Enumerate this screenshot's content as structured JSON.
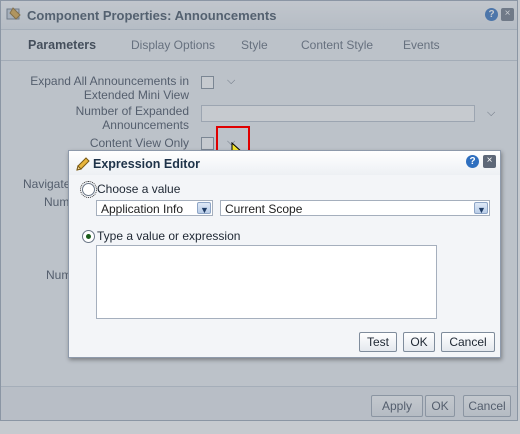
{
  "bg_dialog": {
    "title": "Component Properties: Announcements",
    "help_icon": "?",
    "close_icon": "×",
    "tabs": [
      {
        "label": "Parameters",
        "active": true
      },
      {
        "label": "Display Options"
      },
      {
        "label": "Style"
      },
      {
        "label": "Content Style"
      },
      {
        "label": "Events"
      }
    ],
    "fields": {
      "expand_all_line1": "Expand All Announcements in",
      "expand_all_line2": "Extended Mini View",
      "num_expanded_line1": "Number of Expanded",
      "num_expanded_line2": "Announcements",
      "content_view_only": "Content View Only",
      "navigate_partial": "Navigate",
      "numb_partial": "Numb",
      "num_partial": "Num"
    },
    "footer": {
      "apply": "Apply",
      "ok": "OK",
      "cancel": "Cancel"
    }
  },
  "expression_editor": {
    "title": "Expression Editor",
    "help_icon": "?",
    "close_icon": "×",
    "choose_value_label": "Choose a value",
    "type_value_label": "Type a value or expression",
    "selected_option": "type",
    "select_category": {
      "value": "Application Info"
    },
    "select_scope": {
      "value": "Current Scope"
    },
    "expression_value": "",
    "buttons": {
      "test": "Test",
      "ok": "OK",
      "cancel": "Cancel"
    }
  },
  "colors": {
    "highlight": "#e00000",
    "accent_blue": "#2f6fbf",
    "title_text": "#1f3349"
  }
}
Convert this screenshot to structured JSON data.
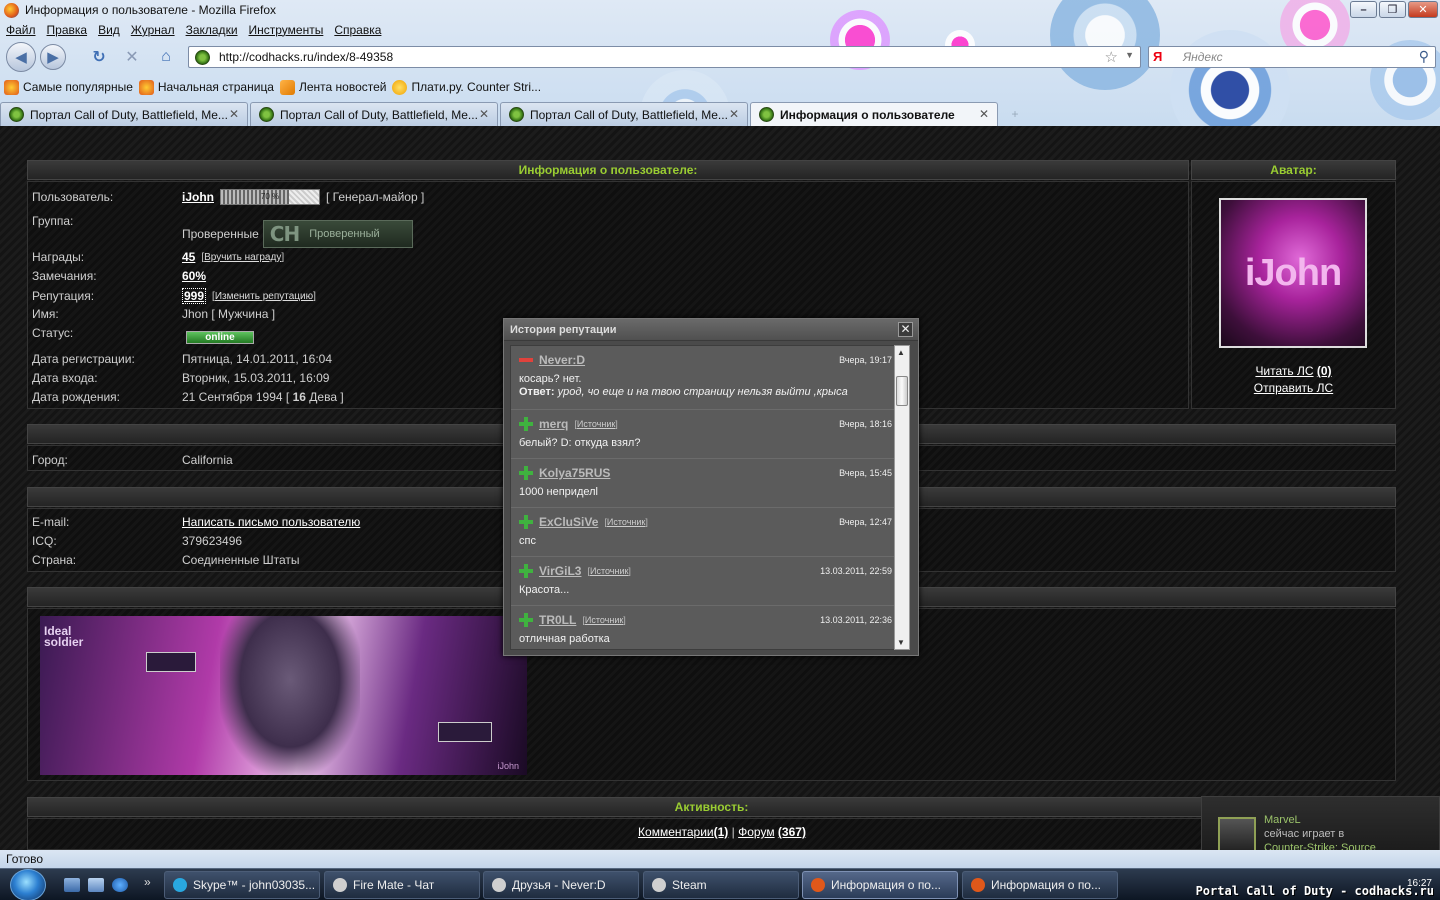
{
  "window": {
    "title": "Информация о пользователе - Mozilla Firefox"
  },
  "menubar": [
    "Файл",
    "Правка",
    "Вид",
    "Журнал",
    "Закладки",
    "Инструменты",
    "Справка"
  ],
  "navbar": {
    "url": "http://codhacks.ru/index/8-49358",
    "search_placeholder": "Яндекс",
    "search_engine_logo": "Я"
  },
  "bookmarks": [
    "Самые популярные",
    "Начальная страница",
    "Лента новостей",
    "Плати.ру. Counter Stri..."
  ],
  "tabs": [
    {
      "label": "Портал Call of Duty, Battlefield, Me...",
      "active": false
    },
    {
      "label": "Портал Call of Duty, Battlefield, Me...",
      "active": false
    },
    {
      "label": "Портал Call of Duty, Battlefield, Me...",
      "active": false
    },
    {
      "label": "Информация о пользователе",
      "active": true
    }
  ],
  "profile": {
    "header": "Информация о пользователе:",
    "avatar_header": "Аватар:",
    "user_label": "Пользователь:",
    "user_name": "iJohn",
    "rank_bar_text": "70 %",
    "rank": "[ Генерал-майор ]",
    "group_label": "Группа:",
    "group": "Проверенные",
    "group_badge_letters": "CH",
    "group_badge_text": "Проверенный",
    "awards_label": "Награды:",
    "awards": "45",
    "awards_action": "Вручить награду",
    "warnings_label": "Замечания:",
    "warnings": "60%",
    "reputation_label": "Репутация:",
    "reputation": "999",
    "reputation_action": "Изменить репутацию",
    "name_label": "Имя:",
    "name": "Jhon [ Мужчина ]",
    "status_label": "Статус:",
    "status": "online",
    "reg_label": "Дата регистрации:",
    "reg_date": "Пятница, 14.01.2011, 16:04",
    "login_label": "Дата входа:",
    "login_date": "Вторник, 15.03.2011, 16:09",
    "birth_label": "Дата рождения:",
    "birth_pre": "21 Сентября 1994 [ ",
    "birth_age": "16",
    "birth_post": " Дева ]",
    "avatar_text": "iJohn",
    "read_pm": "Читать ЛС",
    "read_pm_count": "(0)",
    "send_pm": "Отправить ЛС"
  },
  "location": {
    "city_label": "Город:",
    "city": "California"
  },
  "contacts": {
    "email_label": "E-mail:",
    "email_link": "Написать письмо пользователю",
    "icq_label": "ICQ:",
    "icq": "379623496",
    "country_label": "Страна:",
    "country": "Соединенные Штаты"
  },
  "signature": {
    "title_line1": "Ideal",
    "title_line2": "soldier",
    "author": "iJohn"
  },
  "activity": {
    "header": "Активность:",
    "comments_label": "Комментарии",
    "comments_count": "(1)",
    "separator": "|",
    "forum_label": "Форум",
    "forum_count": "(367)"
  },
  "modal": {
    "title": "История репутации",
    "items": [
      {
        "sign": "minus",
        "user": "Never:D",
        "source": "",
        "date": "Вчера, 19:17",
        "text": "косарь? нет.",
        "answer_label": "Ответ:",
        "answer": "урод, чо еще и на твою страницу нельзя выйти ,крыса"
      },
      {
        "sign": "plus",
        "user": "merq",
        "source": "Источник",
        "date": "Вчера, 18:16",
        "text": "белый? D: откуда взял?",
        "answer_label": "",
        "answer": ""
      },
      {
        "sign": "plus",
        "user": "Kolya75RUS",
        "source": "",
        "date": "Вчера, 15:45",
        "text": "1000 неприделl",
        "answer_label": "",
        "answer": ""
      },
      {
        "sign": "plus",
        "user": "ExCluSiVe",
        "source": "Источник",
        "date": "Вчера, 12:47",
        "text": "спс",
        "answer_label": "",
        "answer": ""
      },
      {
        "sign": "plus",
        "user": "VirGiL3",
        "source": "Источник",
        "date": "13.03.2011, 22:59",
        "text": "Красота...",
        "answer_label": "",
        "answer": ""
      },
      {
        "sign": "plus",
        "user": "TR0LL",
        "source": "Источник",
        "date": "13.03.2011, 22:36",
        "text": "отличная работка",
        "answer_label": "",
        "answer": ""
      }
    ]
  },
  "statusbar": {
    "text": "Готово"
  },
  "steam_toast": {
    "user": "MarveL",
    "middle": "сейчас играет в",
    "game": "Counter-Strike: Source"
  },
  "taskbar": {
    "tasks": [
      {
        "label": "Skype™ - john03035...",
        "active": false,
        "color": "#29a8e0"
      },
      {
        "label": "Fire Mate - Чат",
        "active": false,
        "color": "#cfcfcf"
      },
      {
        "label": "Друзья - Never:D",
        "active": false,
        "color": "#cfcfcf"
      },
      {
        "label": "Steam",
        "active": false,
        "color": "#cfcfcf"
      },
      {
        "label": "Информация о по...",
        "active": true,
        "color": "#e0581a"
      },
      {
        "label": "Информация о по...",
        "active": false,
        "color": "#e0581a"
      }
    ],
    "time": "16:27",
    "watermark": "Portal Call of Duty - codhacks.ru"
  }
}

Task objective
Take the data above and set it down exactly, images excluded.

Exercise response
Enumerate this screenshot's content as structured JSON.
{
  "bg_dialog": {
    "title": "Component Properties: Announcements",
    "help_icon": "?",
    "close_icon": "×",
    "tabs": [
      {
        "label": "Parameters",
        "active": true
      },
      {
        "label": "Display Options"
      },
      {
        "label": "Style"
      },
      {
        "label": "Content Style"
      },
      {
        "label": "Events"
      }
    ],
    "fields": {
      "expand_all_line1": "Expand All Announcements in",
      "expand_all_line2": "Extended Mini View",
      "num_expanded_line1": "Number of Expanded",
      "num_expanded_line2": "Announcements",
      "content_view_only": "Content View Only",
      "navigate_partial": "Navigate",
      "numb_partial": "Numb",
      "num_partial": "Num"
    },
    "footer": {
      "apply": "Apply",
      "ok": "OK",
      "cancel": "Cancel"
    }
  },
  "expression_editor": {
    "title": "Expression Editor",
    "help_icon": "?",
    "close_icon": "×",
    "choose_value_label": "Choose a value",
    "type_value_label": "Type a value or expression",
    "selected_option": "type",
    "select_category": {
      "value": "Application Info"
    },
    "select_scope": {
      "value": "Current Scope"
    },
    "expression_value": "",
    "buttons": {
      "test": "Test",
      "ok": "OK",
      "cancel": "Cancel"
    }
  },
  "colors": {
    "highlight": "#e00000",
    "accent_blue": "#2f6fbf",
    "title_text": "#1f3349"
  }
}
Convert this screenshot to structured JSON data.
{
  "window": {
    "title": "Информация о пользователе - Mozilla Firefox"
  },
  "menubar": [
    "Файл",
    "Правка",
    "Вид",
    "Журнал",
    "Закладки",
    "Инструменты",
    "Справка"
  ],
  "navbar": {
    "url": "http://codhacks.ru/index/8-49358",
    "search_placeholder": "Яндекс",
    "search_engine_logo": "Я"
  },
  "bookmarks": [
    "Самые популярные",
    "Начальная страница",
    "Лента новостей",
    "Плати.ру. Counter Stri..."
  ],
  "tabs": [
    {
      "label": "Портал Call of Duty, Battlefield, Me...",
      "active": false
    },
    {
      "label": "Портал Call of Duty, Battlefield, Me...",
      "active": false
    },
    {
      "label": "Портал Call of Duty, Battlefield, Me...",
      "active": false
    },
    {
      "label": "Информация о пользователе",
      "active": true
    }
  ],
  "profile": {
    "header": "Информация о пользователе:",
    "avatar_header": "Аватар:",
    "user_label": "Пользователь:",
    "user_name": "iJohn",
    "rank_bar_text": "70 %",
    "rank": "[ Генерал-майор ]",
    "group_label": "Группа:",
    "group": "Проверенные",
    "group_badge_letters": "CH",
    "group_badge_text": "Проверенный",
    "awards_label": "Награды:",
    "awards": "45",
    "awards_action": "Вручить награду",
    "warnings_label": "Замечания:",
    "warnings": "60%",
    "reputation_label": "Репутация:",
    "reputation": "999",
    "reputation_action": "Изменить репутацию",
    "name_label": "Имя:",
    "name": "Jhon [ Мужчина ]",
    "status_label": "Статус:",
    "status": "online",
    "reg_label": "Дата регистрации:",
    "reg_date": "Пятница, 14.01.2011, 16:04",
    "login_label": "Дата входа:",
    "login_date": "Вторник, 15.03.2011, 16:09",
    "birth_label": "Дата рождения:",
    "birth_pre": "21 Сентября 1994 [ ",
    "birth_age": "16",
    "birth_post": " Дева ]",
    "avatar_text": "iJohn",
    "read_pm": "Читать ЛС",
    "read_pm_count": "(0)",
    "send_pm": "Отправить ЛС"
  },
  "location": {
    "city_label": "Город:",
    "city": "California"
  },
  "contacts": {
    "email_label": "E-mail:",
    "email_link": "Написать письмо пользователю",
    "icq_label": "ICQ:",
    "icq": "379623496",
    "country_label": "Страна:",
    "country": "Соединенные Штаты"
  },
  "signature": {
    "title_line1": "Ideal",
    "title_line2": "soldier",
    "author": "iJohn"
  },
  "activity": {
    "header": "Активность:",
    "comments_label": "Комментарии",
    "comments_count": "(1)",
    "separator": "|",
    "forum_label": "Форум",
    "forum_count": "(367)"
  },
  "modal": {
    "title": "История репутации",
    "items": [
      {
        "sign": "minus",
        "user": "Never:D",
        "source": "",
        "date": "Вчера, 19:17",
        "text": "косарь? нет.",
        "answer_label": "Ответ:",
        "answer": "урод, чо еще и на твою страницу нельзя выйти ,крыса"
      },
      {
        "sign": "plus",
        "user": "merq",
        "source": "Источник",
        "date": "Вчера, 18:16",
        "text": "белый? D: откуда взял?",
        "answer_label": "",
        "answer": ""
      },
      {
        "sign": "plus",
        "user": "Kolya75RUS",
        "source": "",
        "date": "Вчера, 15:45",
        "text": "1000 неприделl",
        "answer_label": "",
        "answer": ""
      },
      {
        "sign": "plus",
        "user": "ExCluSiVe",
        "source": "Источник",
        "date": "Вчера, 12:47",
        "text": "спс",
        "answer_label": "",
        "answer": ""
      },
      {
        "sign": "plus",
        "user": "VirGiL3",
        "source": "Источник",
        "date": "13.03.2011, 22:59",
        "text": "Красота...",
        "answer_label": "",
        "answer": ""
      },
      {
        "sign": "plus",
        "user": "TR0LL",
        "source": "Источник",
        "date": "13.03.2011, 22:36",
        "text": "отличная работка",
        "answer_label": "",
        "answer": ""
      }
    ]
  },
  "statusbar": {
    "text": "Готово"
  },
  "steam_toast": {
    "user": "MarveL",
    "middle": "сейчас играет в",
    "game": "Counter-Strike: Source"
  },
  "taskbar": {
    "tasks": [
      {
        "label": "Skype™ - john03035...",
        "active": false,
        "color": "#29a8e0"
      },
      {
        "label": "Fire Mate - Чат",
        "active": false,
        "color": "#cfcfcf"
      },
      {
        "label": "Друзья - Never:D",
        "active": false,
        "color": "#cfcfcf"
      },
      {
        "label": "Steam",
        "active": false,
        "color": "#cfcfcf"
      },
      {
        "label": "Информация о по...",
        "active": true,
        "color": "#e0581a"
      },
      {
        "label": "Информация о по...",
        "active": false,
        "color": "#e0581a"
      }
    ],
    "time": "16:27",
    "watermark": "Portal Call of Duty - codhacks.ru"
  }
}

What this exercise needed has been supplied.